▶ [What you should do]: Copy all lines holding the word "JSON" from the entries.

- - -

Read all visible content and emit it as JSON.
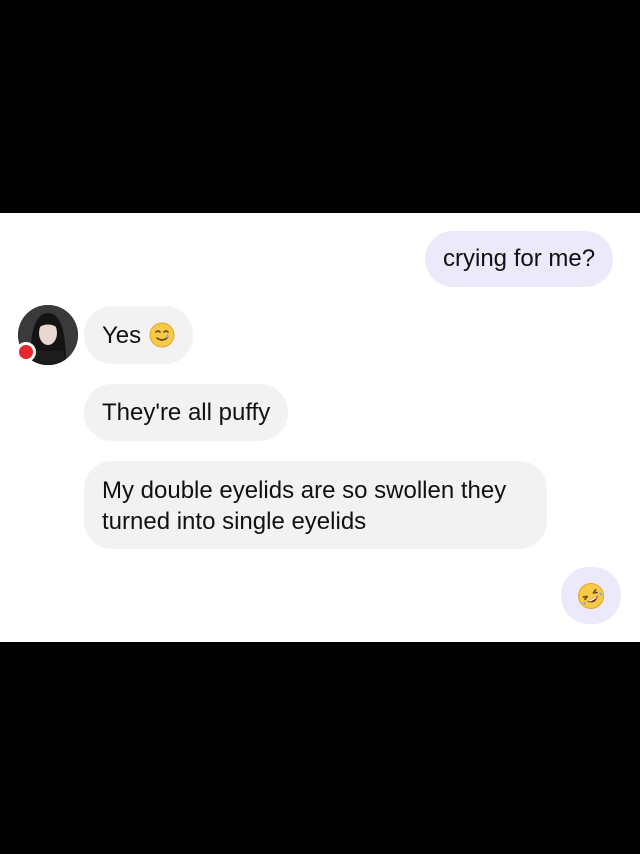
{
  "messages": [
    {
      "id": "m1",
      "direction": "sent",
      "text": "crying for me?"
    },
    {
      "id": "m2",
      "direction": "received",
      "text": "Yes",
      "emoji": "smiling-face-with-tear"
    },
    {
      "id": "m3",
      "direction": "received",
      "text": "They're all puffy"
    },
    {
      "id": "m4",
      "direction": "received",
      "text": "My double eyelids are so swollen they turned into single eyelids"
    },
    {
      "id": "m5",
      "direction": "sent",
      "text": "",
      "emoji": "rolling-on-the-floor-laughing"
    }
  ],
  "contact": {
    "avatar": "contact-avatar-photo",
    "status_color": "#e4262f"
  },
  "colors": {
    "sent_bubble": "#ece9fb",
    "received_bubble": "#f2f2f3",
    "text": "#111111",
    "letterbox": "#000000"
  }
}
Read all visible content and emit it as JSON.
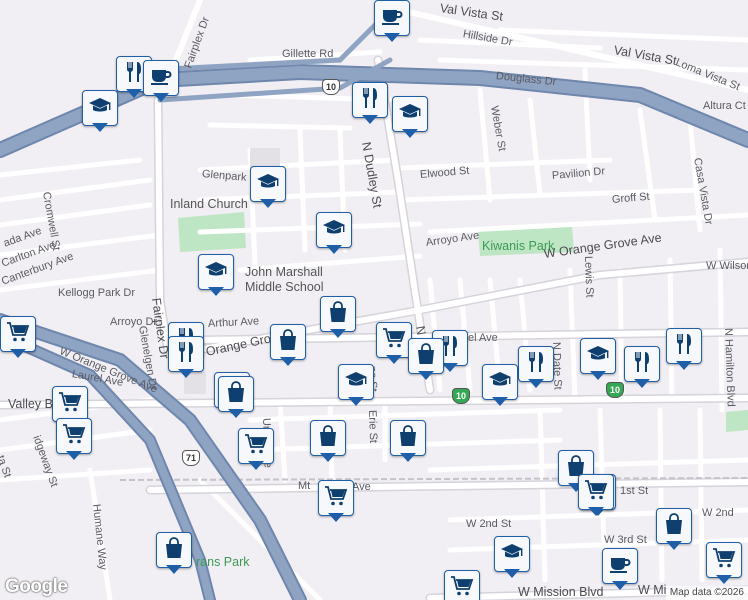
{
  "map": {
    "footer": "Map data ©2026",
    "logo": "Google",
    "colors": {
      "freeway": "#8fa4c3",
      "freeway_edge": "#6f86ad",
      "road": "#ffffff",
      "road_edge": "#d6d3da",
      "park": "#bfe6c4",
      "land": "#f1eff3",
      "marker_border": "#1e5fa8",
      "marker_icon": "#0e3f6e"
    }
  },
  "labels": {
    "fairplex_dr_top": "Fairplex Dr",
    "fairplex_dr": "Fairplex Dr",
    "gillette_rd": "Gillette Rd",
    "val_vista_st_top": "Val Vista St",
    "val_vista_st": "Val Vista St",
    "hillside_dr": "Hillside Dr",
    "loma_vista_st": "Loma Vista St",
    "douglass_dr": "Douglass Dr",
    "altura_ct": "Altura Ct",
    "weber_st": "Weber St",
    "n_dudley_st": "N Dudley St",
    "glenpark_st": "Glenpark St",
    "elwood_st": "Elwood St",
    "pavilion_dr": "Pavilion Dr",
    "groff_st": "Groff St",
    "casa_vista_dr": "Casa Vista Dr",
    "cromwell_st": "Cromwell St",
    "inland_church": "Inland Church",
    "arroyo_ave": "Arroyo Ave",
    "kiwanis_park": "Kiwanis Park",
    "w_orange_grove_ave_east": "W Orange Grove Ave",
    "w_wilson": "W Wilson",
    "john_marshall_1": "John Marshall",
    "john_marshall_2": "Middle School",
    "canterbury_ave": "Canterbury Ave",
    "carlton_ave": "Carlton Ave",
    "ada_ave": "ada Ave",
    "kellogg_park_dr": "Kellogg Park Dr",
    "arroyo_dr": "Arroyo Dr",
    "arthur_ave": "Arthur Ave",
    "w_orange_grove_ave_west": "W Orange Grove Ave",
    "orange_grov": "Orange Grov",
    "laurel_ave_west": "Laurel Ave",
    "laurel_ave_east": "el Ave",
    "glenelgen_dr": "Glenelgen Dr",
    "n_date_st": "N Date St",
    "lewis_st": "Lewis St",
    "n_hamilton_blvd": "N Hamilton Blvd",
    "valley_b": "Valley B",
    "ridgeway_st": "idgeway St",
    "ta_st": "ta St",
    "union_ave": "Union Ave",
    "erie_st": "Erie St",
    "ne_st": "ne St",
    "n_d": "N D",
    "mt_ave": "Mt",
    "mt_ave_2": "Ave",
    "w_1st_st": "1st St",
    "w_2nd_st": "W 2nd St",
    "w_2nd_st_east": "W 2nd",
    "w_3rd_st": "W 3rd St",
    "humane_way": "Humane Way",
    "trans_park": "rans Park",
    "w_mission_blvd": "W Mission Blvd",
    "w_mi": "W Mi",
    "route_71": "71",
    "route_10_a": "10",
    "route_10_b": "10",
    "route_10_c": "10"
  },
  "markers": [
    {
      "type": "coffee",
      "icon": "coffee-icon"
    },
    {
      "type": "restaurant",
      "icon": "fork-knife-icon"
    },
    {
      "type": "coffee",
      "icon": "coffee-icon"
    },
    {
      "type": "school",
      "icon": "graduation-cap-icon"
    },
    {
      "type": "restaurant",
      "icon": "fork-knife-icon"
    },
    {
      "type": "school",
      "icon": "graduation-cap-icon"
    },
    {
      "type": "school",
      "icon": "graduation-cap-icon"
    },
    {
      "type": "school",
      "icon": "graduation-cap-icon"
    },
    {
      "type": "school",
      "icon": "graduation-cap-icon"
    },
    {
      "type": "shopping",
      "icon": "shopping-bag-icon"
    },
    {
      "type": "grocery",
      "icon": "shopping-cart-icon"
    },
    {
      "type": "restaurant",
      "icon": "fork-knife-icon"
    },
    {
      "type": "restaurant",
      "icon": "fork-knife-icon"
    },
    {
      "type": "shopping",
      "icon": "shopping-bag-icon"
    },
    {
      "type": "grocery",
      "icon": "shopping-cart-icon"
    },
    {
      "type": "restaurant",
      "icon": "fork-knife-icon"
    },
    {
      "type": "shopping",
      "icon": "shopping-bag-icon"
    },
    {
      "type": "restaurant",
      "icon": "fork-knife-icon"
    },
    {
      "type": "school",
      "icon": "graduation-cap-icon"
    },
    {
      "type": "restaurant",
      "icon": "fork-knife-icon"
    },
    {
      "type": "restaurant",
      "icon": "fork-knife-icon"
    },
    {
      "type": "school",
      "icon": "graduation-cap-icon"
    },
    {
      "type": "school",
      "icon": "graduation-cap-icon"
    },
    {
      "type": "grocery",
      "icon": "shopping-cart-icon"
    },
    {
      "type": "grocery",
      "icon": "shopping-cart-icon"
    },
    {
      "type": "shopping",
      "icon": "shopping-bag-icon"
    },
    {
      "type": "shopping",
      "icon": "shopping-bag-icon"
    },
    {
      "type": "grocery",
      "icon": "shopping-cart-icon"
    },
    {
      "type": "shopping",
      "icon": "shopping-bag-icon"
    },
    {
      "type": "shopping",
      "icon": "shopping-bag-icon"
    },
    {
      "type": "grocery",
      "icon": "shopping-cart-icon"
    },
    {
      "type": "shopping",
      "icon": "shopping-bag-icon"
    },
    {
      "type": "grocery",
      "icon": "shopping-cart-icon"
    },
    {
      "type": "shopping",
      "icon": "shopping-bag-icon"
    },
    {
      "type": "school",
      "icon": "graduation-cap-icon"
    },
    {
      "type": "coffee",
      "icon": "coffee-icon"
    },
    {
      "type": "grocery",
      "icon": "shopping-cart-icon"
    },
    {
      "type": "grocery",
      "icon": "shopping-cart-icon"
    },
    {
      "type": "shopping",
      "icon": "shopping-bag-icon"
    },
    {
      "type": "grocery",
      "icon": "shopping-cart-icon"
    }
  ]
}
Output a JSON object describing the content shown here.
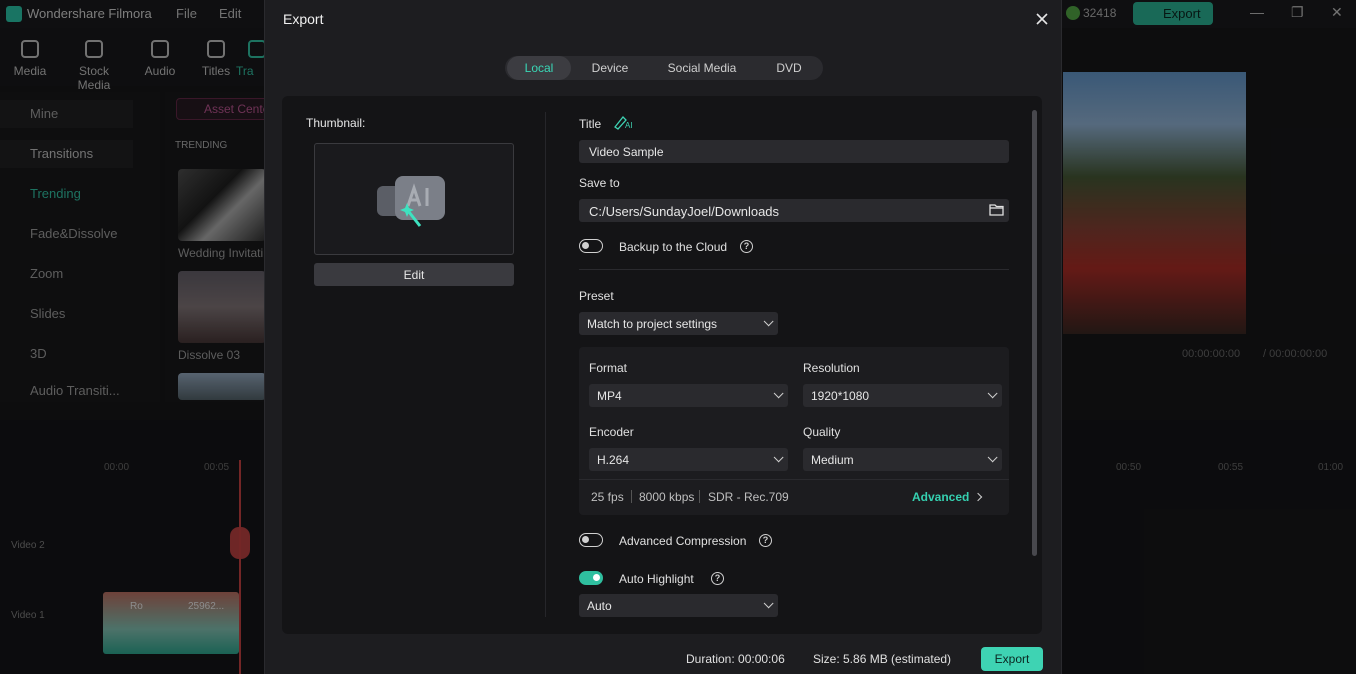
{
  "app": {
    "name": "Wondershare Filmora",
    "menu": [
      "File",
      "Edit"
    ],
    "credits": "32418",
    "export_label": "Export",
    "tools": [
      "Media",
      "Stock Media",
      "Audio",
      "Titles",
      "Tra"
    ],
    "sidebar": {
      "mine": "Mine",
      "transitions": "Transitions",
      "items": [
        "Trending",
        "Fade&Dissolve",
        "Zoom",
        "Slides",
        "3D",
        "Audio Transiti..."
      ]
    },
    "asset_center": "Asset Cente",
    "trending": "TRENDING",
    "thumbs": [
      "Wedding Invitati",
      "Dissolve 03"
    ],
    "preview_time": "00:00:00:00",
    "preview_total": "/ 00:00:00:00",
    "ruler": [
      "00:00",
      "00:05",
      "00:50",
      "00:55",
      "01:00"
    ],
    "tracks": [
      "Video 2",
      "Video 1"
    ],
    "clips": [
      "Ro",
      "25962..."
    ]
  },
  "dialog": {
    "title": "Export",
    "tabs": [
      "Local",
      "Device",
      "Social Media",
      "DVD"
    ],
    "active_tab": "Local",
    "thumbnail_label": "Thumbnail:",
    "edit_label": "Edit",
    "title_label": "Title",
    "ai_label": "AI",
    "title_value": "Video Sample",
    "save_to_label": "Save to",
    "save_to_value": "C:/Users/SundayJoel/Downloads",
    "backup_label": "Backup to the Cloud",
    "backup_on": false,
    "preset_label": "Preset",
    "preset_value": "Match to project settings",
    "format_label": "Format",
    "format_value": "MP4",
    "resolution_label": "Resolution",
    "resolution_value": "1920*1080",
    "encoder_label": "Encoder",
    "encoder_value": "H.264",
    "quality_label": "Quality",
    "quality_value": "Medium",
    "fps": "25 fps",
    "bitrate": "8000 kbps",
    "color": "SDR - Rec.709",
    "advanced_label": "Advanced",
    "adv_compression_label": "Advanced Compression",
    "adv_compression_on": false,
    "auto_highlight_label": "Auto Highlight",
    "auto_highlight_on": true,
    "auto_value": "Auto",
    "duration": "Duration: 00:00:06",
    "size": "Size: 5.86 MB (estimated)",
    "export_label": "Export"
  },
  "colors": {
    "accent": "#2fbf9f",
    "dialog_bg": "#1d1d20",
    "card_bg": "#141416"
  }
}
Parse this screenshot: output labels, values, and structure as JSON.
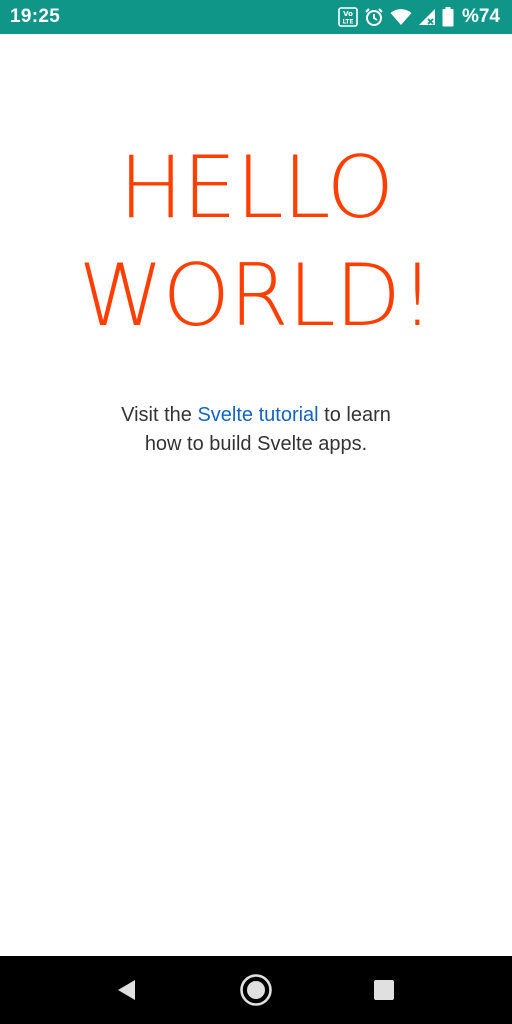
{
  "status_bar": {
    "time": "19:25",
    "battery_text": "%74",
    "background_color": "#109688",
    "icons": [
      "volte-icon",
      "alarm-icon",
      "wifi-icon",
      "signal-icon",
      "battery-icon"
    ]
  },
  "main": {
    "title_line1": "Hello",
    "title_line2": "world!",
    "title_color": "#ff3e00",
    "intro_before": "Visit the ",
    "intro_link": "Svelte tutorial",
    "intro_after_line1": " to learn",
    "intro_line2": "how to build Svelte apps.",
    "link_color": "#1565c0"
  },
  "nav_bar": {
    "buttons": [
      "back-icon",
      "home-icon",
      "recents-icon"
    ]
  }
}
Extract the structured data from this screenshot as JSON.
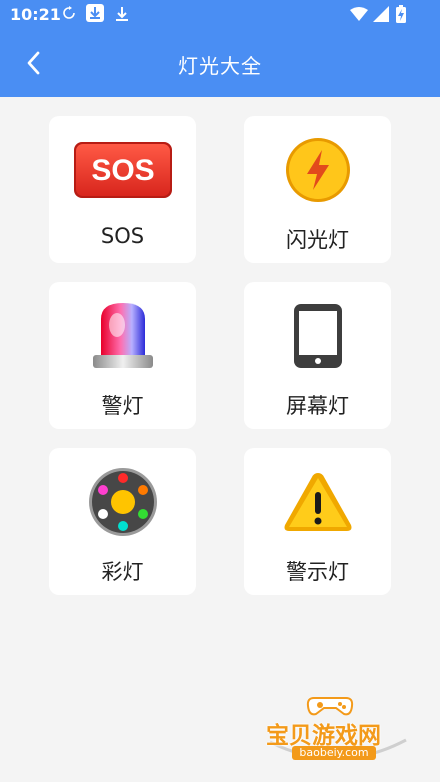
{
  "status_bar": {
    "time": "10:21"
  },
  "header": {
    "title": "灯光大全"
  },
  "cards": [
    {
      "label": "SOS",
      "icon": "sos-badge-icon",
      "badge_text": "SOS"
    },
    {
      "label": "闪光灯",
      "icon": "lightning-icon"
    },
    {
      "label": "警灯",
      "icon": "police-siren-icon"
    },
    {
      "label": "屏幕灯",
      "icon": "phone-screen-icon"
    },
    {
      "label": "彩灯",
      "icon": "color-lights-icon"
    },
    {
      "label": "警示灯",
      "icon": "warning-triangle-icon"
    }
  ],
  "watermark": {
    "name": "宝贝游戏网",
    "url": "baobeiy.com"
  },
  "colors": {
    "header": "#4a8ef3",
    "background": "#f4f4f4",
    "sos_red": "#e8332a",
    "amber": "#f7b500"
  }
}
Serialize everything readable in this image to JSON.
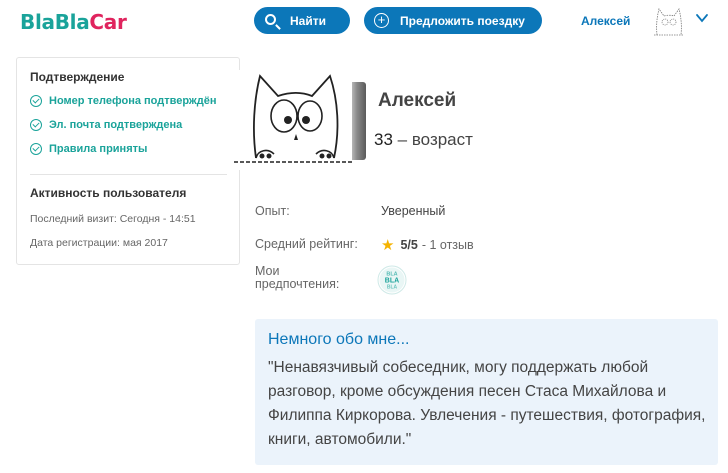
{
  "header": {
    "logo_part1": "Bla",
    "logo_part2": "Bla",
    "logo_part3": "Car",
    "find_label": "Найти",
    "offer_label": "Предложить поездку",
    "user_name": "Алексей"
  },
  "verification": {
    "title": "Подтверждение",
    "items": [
      "Номер телефона подтверждён",
      "Эл. почта подтверждена",
      "Правила приняты"
    ]
  },
  "activity": {
    "title": "Активность пользователя",
    "last_visit": "Последний визит: Сегодня - 14:51",
    "registered": "Дата регистрации: мая 2017"
  },
  "profile": {
    "name": "Алексей",
    "age_number": "33",
    "age_suffix": "– возраст",
    "experience_label": "Опыт:",
    "experience_value": "Уверенный",
    "rating_label": "Средний рейтинг:",
    "rating_value": "5/5",
    "rating_reviews": "- 1 отзыв",
    "preferences_label_line1": "Мои",
    "preferences_label_line2": "предпочтения:",
    "preference_badge": [
      "BLA",
      "BLA",
      "BLA"
    ]
  },
  "about": {
    "title": "Немного обо мне...",
    "text": "\"Ненавязчивый собеседник, могу поддержать любой разговор, кроме обсуждения песен Стаса Михайлова и Филиппа Киркорова. Увлечения - путешествия, фотография, книги, автомобили.\""
  },
  "colors": {
    "brand_teal": "#1aa39a",
    "brand_pink": "#e0245e",
    "primary_blue": "#0c77b9",
    "about_bg": "#ebf3fb",
    "star": "#f5b301"
  },
  "icons": [
    "search-icon",
    "plus-circle-icon",
    "chevron-down-icon",
    "check-circle-icon",
    "star-icon"
  ]
}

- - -

▶ [Exercise response]:
Read all visible content and emit it as JSON.
Read all visible content and emit it as JSON.
Output a JSON object describing the content shown here.
Parse this screenshot: output labels, values, and structure as JSON.
Extract the structured data from this screenshot as JSON.
Serialize everything readable in this image to JSON.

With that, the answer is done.